> Task description
Search the records for "Wybierz". Report every line where it occurs.

> Dataset extract

◇ ◇ ◇ ◇ ◇ ◇ ◇

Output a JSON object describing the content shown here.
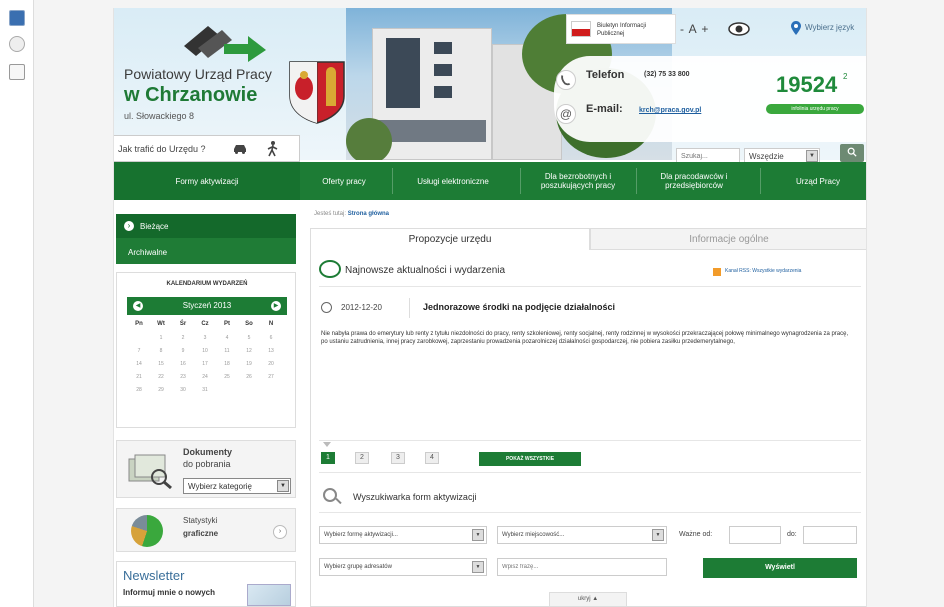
{
  "header": {
    "org_title": "Powiatowy Urząd Pracy",
    "org_city": "w Chrzanowie",
    "address": "ul. Słowackiego 8",
    "bip_label": "Biuletyn Informacji Publicznej",
    "font_size_control": "- A +",
    "language_label": "Wybierz język",
    "phone_label": "Telefon",
    "phone_number": "(32) 75 33 800",
    "email_label": "E-mail:",
    "email_value": "krch@praca.gov.pl",
    "counter_value": "19524",
    "counter_sup": "2",
    "counter_label": "infolinia urzędu pracy",
    "directions_label": "Jak trafić do Urzędu ?",
    "search_placeholder": "Szukaj...",
    "search_scope": "Wszędzie",
    "search_button_icon": "search-icon"
  },
  "nav": {
    "items": [
      {
        "label": "Formy aktywizacji"
      },
      {
        "label": "Oferty pracy"
      },
      {
        "label": "Usługi elektroniczne"
      },
      {
        "label": "Dla bezrobotnych i poszukujących pracy"
      },
      {
        "label": "Dla pracodawców i przedsiębiorców"
      },
      {
        "label": "Urząd Pracy"
      }
    ]
  },
  "sidebar": {
    "current": "Bieżące",
    "archive": "Archiwalne",
    "calendar_title": "KALENDARIUM WYDARZEŃ",
    "calendar_month": "Styczeń 2013",
    "weekdays": [
      "Pn",
      "Wt",
      "Śr",
      "Cz",
      "Pt",
      "So",
      "N"
    ],
    "days": [
      "",
      "1",
      "2",
      "3",
      "4",
      "5",
      "6",
      "7",
      "8",
      "9",
      "10",
      "11",
      "12",
      "13",
      "14",
      "15",
      "16",
      "17",
      "18",
      "19",
      "20",
      "21",
      "22",
      "23",
      "24",
      "25",
      "26",
      "27",
      "28",
      "29",
      "30",
      "31"
    ],
    "docs_title": "Dokumenty",
    "docs_sub": "do pobrania",
    "docs_select": "Wybierz kategorię",
    "stats_title": "Statystyki",
    "stats_sub": "graficzne",
    "news_title": "Newsletter",
    "news_text": "Informuj mnie o nowych"
  },
  "main": {
    "breadcrumb_prefix": "Jesteś tutaj:",
    "breadcrumb_current": "Strona główna",
    "tab_proposals": "Propozycje urzędu",
    "tab_general": "Informacje ogólne",
    "news_title": "Najnowsze aktualności i wydarzenia",
    "rss_label": "Kanał RSS: Wszystkie wydarzenia",
    "article_date": "2012-12-20",
    "article_title": "Jednorazowe środki na podjęcie działalności",
    "article_body": "Nie nabyła prawa do emerytury lub renty z tytułu niezdolności do pracy, renty szkoleniowej, renty socjalnej, renty rodzinnej w wysokości przekraczającej połowę minimalnego wynagrodzenia za pracę, po ustaniu zatrudnienia, innej pracy zarobkowej, zaprzestaniu prowadzenia pozarolniczej działalności gospodarczej, nie pobiera zasiłku przedemerytalnego,",
    "pages": [
      "1",
      "2",
      "3",
      "4"
    ],
    "show_all": "POKAŻ WSZYSTKIE",
    "finder_title": "Wyszukiwarka form aktywizacji",
    "form_select": "Wybierz formę aktywizacji...",
    "place_select": "Wybierz miejscowość...",
    "valid_from_label": "Ważne od:",
    "valid_to_label": "do:",
    "group_select": "Wybierz grupę adresatów",
    "phrase_placeholder": "Wpisz frazę...",
    "show_button": "Wyświetl",
    "hide_label": "ukryj ▲"
  },
  "colors": {
    "brand_green": "#1d7c35",
    "accent_green": "#3aa83d",
    "link_blue": "#1f5f9f"
  }
}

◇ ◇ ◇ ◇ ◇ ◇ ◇

> Expected output
    "language_label": "Wybierz język",
    "docs_select": "Wybierz kategorię",
    "form_select": "Wybierz formę aktywizacji...",
    "place_select": "Wybierz miejscowość...",
    "group_select": "Wybierz grupę adresatów",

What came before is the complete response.